At first look, what looked to be garbage turned out to be a valuable Bronze Age treasure. By chance, orienteering enthusiast Tommy Karlsson stumbled upon a treasure trove of 50 Bronze Age artefacts going back over 2,500 years.
In the Swedish woodland of Alingss, Tommy Karlsson unearthed remarkable Bronze Age jewelry.
Karlsson isn’t a treasure seeker, so this discovery surprised him. The discovery was found while the cartographer was revising a map.
“I was standing on a ledge when out of the corner of my eye, I observed some scrap metal on the slope. It wasn’t your average scrap metal spot, so I was taken aback. But then I realized it was an item that looked like old jewelry.
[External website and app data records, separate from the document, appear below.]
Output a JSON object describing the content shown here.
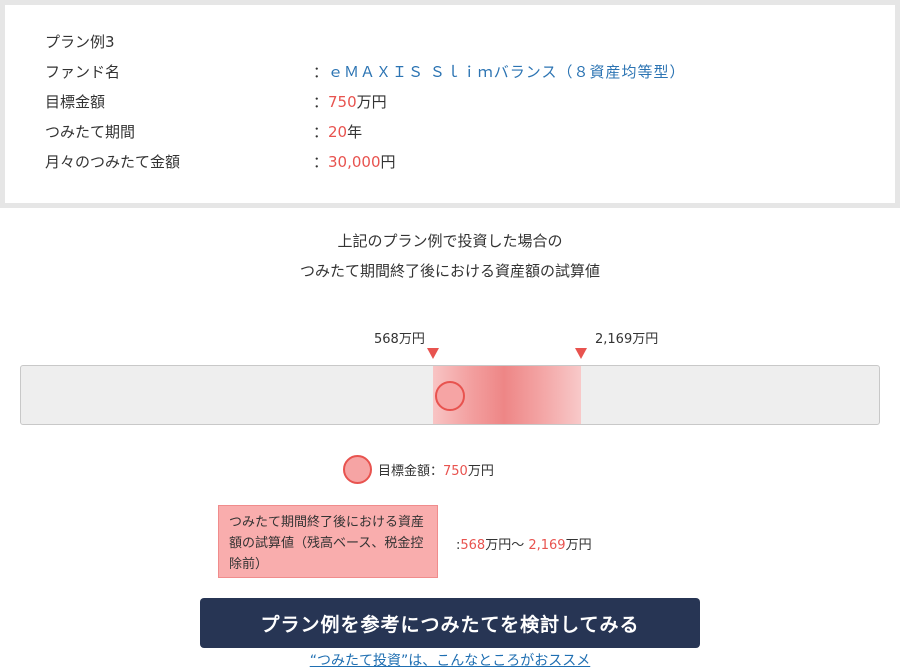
{
  "plan": {
    "title": "プラン例3",
    "rows": [
      {
        "label": "ファンド名",
        "prefix": "：",
        "value": "ｅＭＡＸＩＳ Ｓｌｉｍバランス（８資産均等型）"
      },
      {
        "label": "目標金額",
        "prefix": "：",
        "number": "750",
        "unit": "万円"
      },
      {
        "label": "つみたて期間",
        "prefix": "：",
        "number": "20",
        "unit": "年"
      },
      {
        "label": "月々のつみたて金額",
        "prefix": "：",
        "number": "30,000",
        "unit": "円"
      }
    ]
  },
  "result": {
    "heading_line1": "上記のプラン例で投資した場合の",
    "heading_line2": "つみたて期間終了後における資産額の試算値",
    "low_label": "568万円",
    "high_label": "2,169万円",
    "range_low": 568,
    "range_high": 2169,
    "target_value": 750
  },
  "legend": {
    "target_label": "目標金額：",
    "target_number": "750",
    "target_unit": "万円",
    "range_box_text": "つみたて期間終了後における資産額の試算値（残高ベース、税金控除前）",
    "range_prefix": ":",
    "range_low_number": "568",
    "range_low_unit": "万円～ ",
    "range_high_number": "2,169",
    "range_high_unit": "万円"
  },
  "cta": {
    "button_label": "プラン例を参考につみたてを検討してみる",
    "link_label": "“つみたて投資”は、こんなところがおススメ"
  },
  "colors": {
    "accent": "#e8534f",
    "fund_link": "#2c74b3",
    "button_bg": "#273554"
  }
}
Jewelry that is at least a century old. In a Swedish Radio interview, Karlsson says that “it looked to be fairly novel, and not as expected.”
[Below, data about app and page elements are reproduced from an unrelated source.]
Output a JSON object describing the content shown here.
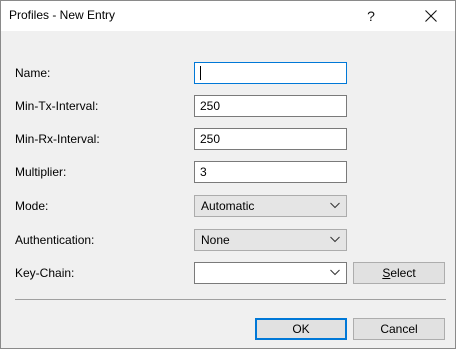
{
  "window": {
    "title": "Profiles - New Entry",
    "help_glyph": "?",
    "close_icon": "close-icon"
  },
  "fields": {
    "name": {
      "label": "Name:",
      "value": ""
    },
    "min_tx_interval": {
      "label": "Min-Tx-Interval:",
      "value": "250"
    },
    "min_rx_interval": {
      "label": "Min-Rx-Interval:",
      "value": "250"
    },
    "multiplier": {
      "label": "Multiplier:",
      "value": "3"
    },
    "mode": {
      "label": "Mode:",
      "selected": "Automatic"
    },
    "authentication": {
      "label": "Authentication:",
      "selected": "None"
    },
    "key_chain": {
      "label": "Key-Chain:",
      "value": ""
    }
  },
  "buttons": {
    "select_underlined": "S",
    "select_rest": "elect",
    "ok": "OK",
    "cancel": "Cancel"
  },
  "colors": {
    "accent": "#0078d7",
    "dialog_bg": "#f0f0f0"
  }
}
Karlsson contacted officials and archaeologists, who arrived to the site to inspect the items, and it was evident straight away that this was a significant discovery.
A piece of Bronze Age ornament.
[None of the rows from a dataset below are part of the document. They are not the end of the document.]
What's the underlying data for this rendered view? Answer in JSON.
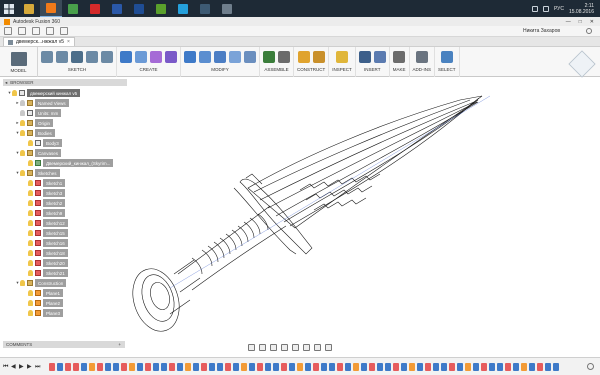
{
  "window": {
    "title": "Autodesk Fusion 360",
    "controls": [
      "—",
      "□",
      "✕"
    ]
  },
  "taskbar": {
    "apps": [
      {
        "name": "folder",
        "color": "#d6a93a"
      },
      {
        "name": "fusion",
        "color": "#f07a1a",
        "active": true
      },
      {
        "name": "chrome",
        "color": "#49a04b"
      },
      {
        "name": "opera",
        "color": "#d42a2a"
      },
      {
        "name": "photoshop",
        "color": "#2a58a8"
      },
      {
        "name": "photoshop-2",
        "color": "#1f4d94"
      },
      {
        "name": "utorrent",
        "color": "#5aa02c"
      },
      {
        "name": "skype",
        "color": "#25a0dc"
      },
      {
        "name": "app-9",
        "color": "#3d5a73"
      },
      {
        "name": "app-10",
        "color": "#6f7e8c"
      }
    ],
    "tray_lang": "РУС",
    "time": "2:11",
    "date": "15.08.2016"
  },
  "qab": {
    "user": "Никита Захаров",
    "help": "?"
  },
  "doc_tab": {
    "label": "двемерск...нжжал v5",
    "close": "×"
  },
  "ribbon": {
    "workspace": "MODEL",
    "groups": [
      {
        "label": "SKETCH",
        "icons": [
          "#6c8aa5",
          "#6c8aa5",
          "#4d6e8a",
          "#6c8aa5",
          "#6c8aa5"
        ]
      },
      {
        "label": "CREATE",
        "icons": [
          "#3e7ac8",
          "#6b9ad6",
          "#a56bd6",
          "#7a59c8"
        ]
      },
      {
        "label": "MODIFY",
        "icons": [
          "#3e7ac8",
          "#5b8ed0",
          "#4c7ec4",
          "#7aa3d8",
          "#6b8fbf"
        ]
      },
      {
        "label": "ASSEMBLE",
        "icons": [
          "#3a7d3a",
          "#6b6b6b"
        ]
      },
      {
        "label": "CONSTRUCT",
        "icons": [
          "#e0a32e",
          "#c9902b"
        ]
      },
      {
        "label": "INSPECT",
        "icons": [
          "#e0b63a"
        ]
      },
      {
        "label": "INSERT",
        "icons": [
          "#3d5f8a",
          "#5b7bb0"
        ]
      },
      {
        "label": "MAKE",
        "icons": [
          "#6c6c6c"
        ]
      },
      {
        "label": "ADD-INS",
        "icons": [
          "#6a7480"
        ]
      },
      {
        "label": "SELECT",
        "icons": [
          "#4a82c0"
        ]
      }
    ]
  },
  "browser": {
    "header": "BROWSER",
    "items": [
      {
        "label": "двемерский кинжал v5",
        "level": 0,
        "arrow": "▾",
        "bulb": true,
        "icon": "org",
        "dark": true
      },
      {
        "label": "Named Views",
        "level": 1,
        "arrow": "▸",
        "bulb": false,
        "icon": "folder"
      },
      {
        "label": "Units: mm",
        "level": 1,
        "arrow": "",
        "bulb": false,
        "icon": "org"
      },
      {
        "label": "Origin",
        "level": 1,
        "arrow": "▸",
        "bulb": true,
        "icon": "folder"
      },
      {
        "label": "Bodies",
        "level": 1,
        "arrow": "▾",
        "bulb": true,
        "icon": "folder"
      },
      {
        "label": "Body3",
        "level": 2,
        "arrow": "",
        "bulb": true,
        "icon": "org"
      },
      {
        "label": "Canvases",
        "level": 1,
        "arrow": "▾",
        "bulb": true,
        "icon": "folder"
      },
      {
        "label": "Двемерский_кинжал_(Skyrim...",
        "level": 2,
        "arrow": "",
        "bulb": true,
        "icon": "cv"
      },
      {
        "label": "Sketches",
        "level": 1,
        "arrow": "▾",
        "bulb": true,
        "icon": "folder"
      },
      {
        "label": "Sketch1",
        "level": 2,
        "arrow": "",
        "bulb": true,
        "icon": "sk"
      },
      {
        "label": "Sketch3",
        "level": 2,
        "arrow": "",
        "bulb": true,
        "icon": "sk"
      },
      {
        "label": "Sketch2",
        "level": 2,
        "arrow": "",
        "bulb": true,
        "icon": "sk"
      },
      {
        "label": "Sketch9",
        "level": 2,
        "arrow": "",
        "bulb": true,
        "icon": "sk"
      },
      {
        "label": "Sketch12",
        "level": 2,
        "arrow": "",
        "bulb": true,
        "icon": "sk"
      },
      {
        "label": "Sketch15",
        "level": 2,
        "arrow": "",
        "bulb": true,
        "icon": "sk"
      },
      {
        "label": "Sketch16",
        "level": 2,
        "arrow": "",
        "bulb": true,
        "icon": "sk"
      },
      {
        "label": "Sketch18",
        "level": 2,
        "arrow": "",
        "bulb": true,
        "icon": "sk"
      },
      {
        "label": "Sketch20",
        "level": 2,
        "arrow": "",
        "bulb": true,
        "icon": "sk"
      },
      {
        "label": "Sketch21",
        "level": 2,
        "arrow": "",
        "bulb": true,
        "icon": "sk"
      },
      {
        "label": "Construction",
        "level": 1,
        "arrow": "▾",
        "bulb": true,
        "icon": "folder"
      },
      {
        "label": "Plane1",
        "level": 2,
        "arrow": "",
        "bulb": true,
        "icon": "pl"
      },
      {
        "label": "Plane2",
        "level": 2,
        "arrow": "",
        "bulb": true,
        "icon": "pl"
      },
      {
        "label": "Plane3",
        "level": 2,
        "arrow": "",
        "bulb": true,
        "icon": "pl"
      }
    ]
  },
  "comments": {
    "label": "COMMENTS",
    "add": "+"
  },
  "timeline": {
    "controls": [
      "⏮",
      "◀",
      "▶",
      "▶",
      "⏭"
    ],
    "item_colors": [
      "#e65c5c",
      "#3e7ac8",
      "#e65c5c",
      "#e65c5c",
      "#3e7ac8",
      "#f39b35",
      "#e65c5c",
      "#3e7ac8",
      "#3e7ac8",
      "#e65c5c",
      "#f39b35",
      "#3e7ac8",
      "#e65c5c",
      "#3e7ac8",
      "#3e7ac8",
      "#e65c5c",
      "#3e7ac8",
      "#f39b35",
      "#3e7ac8",
      "#e65c5c",
      "#3e7ac8",
      "#3e7ac8",
      "#e65c5c",
      "#3e7ac8",
      "#f39b35",
      "#3e7ac8",
      "#e65c5c",
      "#3e7ac8",
      "#3e7ac8",
      "#e65c5c",
      "#3e7ac8",
      "#f39b35",
      "#3e7ac8",
      "#e65c5c",
      "#3e7ac8",
      "#3e7ac8",
      "#e65c5c",
      "#3e7ac8",
      "#f39b35",
      "#3e7ac8",
      "#e65c5c",
      "#3e7ac8",
      "#3e7ac8",
      "#e65c5c",
      "#3e7ac8",
      "#f39b35",
      "#3e7ac8",
      "#e65c5c",
      "#3e7ac8",
      "#3e7ac8",
      "#e65c5c",
      "#3e7ac8",
      "#f39b35",
      "#3e7ac8",
      "#e65c5c",
      "#3e7ac8",
      "#3e7ac8",
      "#e65c5c",
      "#3e7ac8",
      "#f39b35",
      "#3e7ac8",
      "#e65c5c",
      "#3e7ac8",
      "#3e7ac8"
    ]
  }
}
The objects were buried as a gift to the Norse Gods, according to researchers. The jewelry belongs to a wealthy woman or numerous affluent women.
“The majority of the items are made up of bronze items that may be identified with a woman of considerable status from the Bronze Age,” Johan Ling, professor of archeology at the University of Gothenburg, said in a statement.
“They were used to embellish and hold up different items of clothing, presumably made of wool,” Ling added, “but there were also giant needles and eyelets used to embellish and hold up other body parts, such as necklaces, bracelets, and ankle bracelets.”
Ling goes on to say that this is one of Sweden’s most important Bronze Age discoveries.
It’s all too easy to dismiss unearthed items as trash, so it’s a good thing Tommy Karlsson looked twice, otherwise we would have never known about this significant archaeological find.